During World War One the Scandinavian countries played a dangerous and sometimes questionable game; they proclaimed their neutrality but at the same time pitched the two warring sides against one another to protect their import and export trades. Germany relied on Sweden, Norway and Denmark for food and raw materials, while Britain needed to restrict the flow of these goods and claim them for herself. And so the battle for the North Sea began. The campaign was ferociously fought, with the Royal Navy forced to develop new tactical thinking, including convoy, to combat the U-boat threat. Many parts of Scandinavia considered that the War had 'missed' the region, and that it was just a distant 'southern thunder'; Much of that thunder was over the North Sea.
This new book tells this little-known, and often ignored, story from both a naval and a political standpoint, revealing how each country, including the USA, tried to balance the needs of diplomacy with the necessities of naval warfare. Starting from the declaration of a British blockade and its impact and reception in Scandinavia, the narrative progresses to cover the struggle to prevent supplies reaching Germany, the negotiations to gain preferential British access to Scandinavian trade and the work of the sailors, both of the merchant marine and Royal Navy who had to make the system function. By the end of 1916, the British–Scandinavian trade was so important that a new system of convoyed vessels was developed, not without much Admiralty infighting, leading to the growth of naval operations all along the East Coast of Britain in places such as Immingham, Lerwick and Mehil.
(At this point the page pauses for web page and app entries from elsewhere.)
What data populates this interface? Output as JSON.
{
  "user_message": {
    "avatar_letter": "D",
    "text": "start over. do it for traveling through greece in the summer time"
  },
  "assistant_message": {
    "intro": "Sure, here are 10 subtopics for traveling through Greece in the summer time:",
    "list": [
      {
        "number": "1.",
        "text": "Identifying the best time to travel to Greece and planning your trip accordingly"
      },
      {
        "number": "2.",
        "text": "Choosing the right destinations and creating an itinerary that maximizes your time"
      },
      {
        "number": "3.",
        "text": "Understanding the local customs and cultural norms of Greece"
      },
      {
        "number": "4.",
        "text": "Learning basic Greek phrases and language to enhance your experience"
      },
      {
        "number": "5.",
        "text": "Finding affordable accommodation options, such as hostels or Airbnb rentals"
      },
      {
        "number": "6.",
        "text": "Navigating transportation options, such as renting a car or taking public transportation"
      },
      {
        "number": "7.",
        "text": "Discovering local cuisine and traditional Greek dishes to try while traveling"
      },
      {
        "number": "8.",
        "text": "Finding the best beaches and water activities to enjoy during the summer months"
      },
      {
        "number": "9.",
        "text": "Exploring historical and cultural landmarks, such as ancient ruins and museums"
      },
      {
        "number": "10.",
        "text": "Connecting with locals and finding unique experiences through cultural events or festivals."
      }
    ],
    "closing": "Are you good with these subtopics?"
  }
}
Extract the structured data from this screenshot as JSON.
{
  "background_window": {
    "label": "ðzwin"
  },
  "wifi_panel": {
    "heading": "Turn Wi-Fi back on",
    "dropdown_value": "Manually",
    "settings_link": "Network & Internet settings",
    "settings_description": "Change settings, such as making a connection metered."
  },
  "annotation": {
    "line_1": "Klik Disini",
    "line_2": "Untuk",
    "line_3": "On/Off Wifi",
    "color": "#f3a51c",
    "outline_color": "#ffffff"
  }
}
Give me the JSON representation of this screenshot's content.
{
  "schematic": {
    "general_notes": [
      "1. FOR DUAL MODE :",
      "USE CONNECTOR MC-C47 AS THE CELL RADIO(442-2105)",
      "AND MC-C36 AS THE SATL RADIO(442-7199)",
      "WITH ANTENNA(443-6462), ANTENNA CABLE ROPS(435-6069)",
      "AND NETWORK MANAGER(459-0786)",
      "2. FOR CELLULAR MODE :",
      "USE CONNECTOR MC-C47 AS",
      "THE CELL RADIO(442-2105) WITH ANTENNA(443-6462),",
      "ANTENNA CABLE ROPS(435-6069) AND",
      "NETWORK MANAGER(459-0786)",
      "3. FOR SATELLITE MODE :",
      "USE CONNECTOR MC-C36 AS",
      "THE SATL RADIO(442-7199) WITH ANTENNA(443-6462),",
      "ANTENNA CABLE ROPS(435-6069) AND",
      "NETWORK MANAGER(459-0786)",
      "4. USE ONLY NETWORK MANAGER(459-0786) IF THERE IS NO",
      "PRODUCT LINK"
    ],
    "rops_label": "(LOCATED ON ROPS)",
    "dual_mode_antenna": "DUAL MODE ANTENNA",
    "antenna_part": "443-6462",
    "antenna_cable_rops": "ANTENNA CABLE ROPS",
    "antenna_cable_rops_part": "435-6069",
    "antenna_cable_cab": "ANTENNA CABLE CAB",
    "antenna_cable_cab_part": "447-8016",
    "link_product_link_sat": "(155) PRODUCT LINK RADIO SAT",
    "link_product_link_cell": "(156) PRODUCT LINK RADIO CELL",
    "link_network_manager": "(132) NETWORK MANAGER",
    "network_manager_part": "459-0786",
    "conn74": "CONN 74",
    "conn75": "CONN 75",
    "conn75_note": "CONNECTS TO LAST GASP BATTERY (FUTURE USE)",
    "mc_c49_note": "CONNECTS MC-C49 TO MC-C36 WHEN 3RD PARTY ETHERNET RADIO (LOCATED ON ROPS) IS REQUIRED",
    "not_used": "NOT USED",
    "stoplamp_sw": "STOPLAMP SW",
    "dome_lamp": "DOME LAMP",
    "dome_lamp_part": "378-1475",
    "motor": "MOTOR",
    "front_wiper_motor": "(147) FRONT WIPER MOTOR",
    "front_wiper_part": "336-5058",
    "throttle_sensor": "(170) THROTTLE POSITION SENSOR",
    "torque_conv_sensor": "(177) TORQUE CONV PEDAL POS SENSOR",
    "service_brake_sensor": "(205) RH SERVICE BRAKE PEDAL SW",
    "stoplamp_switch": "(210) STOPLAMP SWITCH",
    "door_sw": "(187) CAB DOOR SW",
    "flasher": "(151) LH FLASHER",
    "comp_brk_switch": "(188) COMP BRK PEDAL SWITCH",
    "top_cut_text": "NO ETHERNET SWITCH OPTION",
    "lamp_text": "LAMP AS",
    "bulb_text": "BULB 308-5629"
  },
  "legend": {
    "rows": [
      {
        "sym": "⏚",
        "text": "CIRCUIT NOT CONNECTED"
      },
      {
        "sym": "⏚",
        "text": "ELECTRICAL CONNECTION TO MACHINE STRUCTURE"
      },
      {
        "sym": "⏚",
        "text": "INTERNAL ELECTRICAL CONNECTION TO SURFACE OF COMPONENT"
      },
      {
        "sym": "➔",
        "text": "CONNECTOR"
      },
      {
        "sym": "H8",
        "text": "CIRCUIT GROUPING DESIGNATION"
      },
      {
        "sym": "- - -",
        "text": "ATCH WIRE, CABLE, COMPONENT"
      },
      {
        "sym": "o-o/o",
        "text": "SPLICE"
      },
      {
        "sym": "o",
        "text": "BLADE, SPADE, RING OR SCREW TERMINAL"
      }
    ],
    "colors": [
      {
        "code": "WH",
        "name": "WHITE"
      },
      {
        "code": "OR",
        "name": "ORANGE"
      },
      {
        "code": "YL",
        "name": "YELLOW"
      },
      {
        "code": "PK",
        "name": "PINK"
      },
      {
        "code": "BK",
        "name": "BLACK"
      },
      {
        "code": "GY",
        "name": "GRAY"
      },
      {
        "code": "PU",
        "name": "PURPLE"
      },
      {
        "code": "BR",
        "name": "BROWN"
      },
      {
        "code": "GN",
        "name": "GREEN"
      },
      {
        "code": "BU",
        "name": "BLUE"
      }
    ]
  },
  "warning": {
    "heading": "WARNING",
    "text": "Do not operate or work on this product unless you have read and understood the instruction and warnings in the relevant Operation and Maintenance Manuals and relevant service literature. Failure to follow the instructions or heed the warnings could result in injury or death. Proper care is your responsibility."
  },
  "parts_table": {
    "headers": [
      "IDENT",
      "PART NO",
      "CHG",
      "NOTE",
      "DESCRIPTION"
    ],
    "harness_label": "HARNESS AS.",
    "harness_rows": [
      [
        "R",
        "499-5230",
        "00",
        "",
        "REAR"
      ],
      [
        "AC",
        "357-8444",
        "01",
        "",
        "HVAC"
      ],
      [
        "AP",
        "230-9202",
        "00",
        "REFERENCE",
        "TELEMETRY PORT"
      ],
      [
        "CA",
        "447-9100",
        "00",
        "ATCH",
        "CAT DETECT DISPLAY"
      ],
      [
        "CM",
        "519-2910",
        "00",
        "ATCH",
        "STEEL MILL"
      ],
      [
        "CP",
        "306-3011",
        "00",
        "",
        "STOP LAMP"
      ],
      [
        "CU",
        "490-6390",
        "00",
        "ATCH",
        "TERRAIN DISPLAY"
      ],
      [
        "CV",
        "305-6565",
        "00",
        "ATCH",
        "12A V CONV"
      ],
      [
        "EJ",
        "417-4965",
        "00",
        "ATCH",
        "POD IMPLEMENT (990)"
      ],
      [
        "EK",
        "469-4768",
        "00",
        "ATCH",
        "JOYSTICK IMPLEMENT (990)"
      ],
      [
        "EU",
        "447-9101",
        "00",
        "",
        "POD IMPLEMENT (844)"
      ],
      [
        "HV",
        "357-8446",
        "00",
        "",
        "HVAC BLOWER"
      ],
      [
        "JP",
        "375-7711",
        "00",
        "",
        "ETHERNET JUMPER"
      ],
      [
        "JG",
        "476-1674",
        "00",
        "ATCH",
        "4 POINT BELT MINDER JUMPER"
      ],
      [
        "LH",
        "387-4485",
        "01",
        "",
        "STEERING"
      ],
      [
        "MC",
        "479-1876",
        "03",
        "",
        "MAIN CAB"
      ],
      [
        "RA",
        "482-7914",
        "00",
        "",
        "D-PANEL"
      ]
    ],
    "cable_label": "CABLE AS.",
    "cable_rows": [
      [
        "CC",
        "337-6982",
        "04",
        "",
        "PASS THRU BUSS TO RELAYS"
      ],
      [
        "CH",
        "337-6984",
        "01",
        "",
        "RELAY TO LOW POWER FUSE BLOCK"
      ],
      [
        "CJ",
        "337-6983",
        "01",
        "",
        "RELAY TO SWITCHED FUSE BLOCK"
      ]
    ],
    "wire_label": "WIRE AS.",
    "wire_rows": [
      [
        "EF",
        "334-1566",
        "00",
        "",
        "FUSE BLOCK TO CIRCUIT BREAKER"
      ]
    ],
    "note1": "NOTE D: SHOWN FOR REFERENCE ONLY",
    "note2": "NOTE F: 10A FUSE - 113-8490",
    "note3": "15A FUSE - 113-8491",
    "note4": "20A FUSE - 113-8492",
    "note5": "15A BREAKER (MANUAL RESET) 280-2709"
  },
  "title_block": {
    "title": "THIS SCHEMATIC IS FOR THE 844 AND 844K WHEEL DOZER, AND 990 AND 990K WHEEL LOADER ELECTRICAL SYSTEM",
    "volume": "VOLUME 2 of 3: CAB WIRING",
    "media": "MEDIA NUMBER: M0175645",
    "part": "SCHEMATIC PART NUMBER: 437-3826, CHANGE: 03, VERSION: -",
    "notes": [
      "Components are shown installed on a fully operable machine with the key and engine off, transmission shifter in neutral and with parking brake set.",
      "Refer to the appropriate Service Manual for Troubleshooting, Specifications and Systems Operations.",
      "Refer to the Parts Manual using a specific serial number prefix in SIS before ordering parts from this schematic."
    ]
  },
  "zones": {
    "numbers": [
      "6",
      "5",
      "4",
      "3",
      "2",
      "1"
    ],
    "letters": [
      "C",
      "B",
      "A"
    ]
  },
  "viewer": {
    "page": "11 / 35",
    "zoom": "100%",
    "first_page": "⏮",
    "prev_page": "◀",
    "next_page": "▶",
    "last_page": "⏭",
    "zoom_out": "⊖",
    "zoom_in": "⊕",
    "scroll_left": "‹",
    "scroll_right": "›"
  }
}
Two years later, the Germans, desperate to break the tightening stranglehold, even brought out their big-gun ships to hunt and disrupt the Scandinavian convoys, and at one point US Navy battleships were perilously close to engaging with the High Sea Fleet as a result.
Detailed analysis and first-hand accounts of the fighting from those who took part create a vivid narrative that demonstrates how the Royal Navy helped to bring about Germany’s downfall and protect Britain’s vital Scandinavian supply lines.
Detailed analysis and first-hand accounts of the fighting from those who took part create a vivid narrative that demonstrates how the Royal Navy helped to bring about Germany's downfall and protect Britain's vital Scandinavian supply lines.Model Boats, April 2019 – reviewed by John Deamer
Here yet again [Dunn] has created a fascinating tribute to those involved in another little-remembered theatre of the war.The Village Online
Read the full review here
This book is very readable, well-written and researched, and may well become a standard reference work on its subject.Keith Rimmer, NZ Crown Mines
Article: Barnt Green author hopes his book will 'keep the First World War memory alive' as featured byBromsgrove Standard (online), 2nd February 2019
Article: 'Author Steve Dunn aims to keep World War One memories alive' as featured byMalvern Gazette (online) and other publications, 30th January 2019
Article: 'Author aims to ensure WWI is not forgotten' as featured byPlymouth Daily (online), 25th January 2019
Article: 'Bury historian Steve Dunn's new book Southern Thunder tells of forgotten WWI battle for the seas' as featured byBury Times (online), 27th January 2019 – words by Brad Marshall
Article: 'Sailor from Keighley features in new First World War naval history book' as featured byTelegraph & Argus (online), 22nd January 2019 – words by Miran Rahman
Article: 'Sailor from Keighley features in new First World War naval history book' as featured byKeighley News, (online), 22nd January 2019 – words by Miran Rahman
Article: 'Filey’s unsung heroes and brave acts feature in new World War One book' as featured byThe Scarborough News (online), 21st January 2019
Included in 'Village History' featureThe Village, 28th December 2018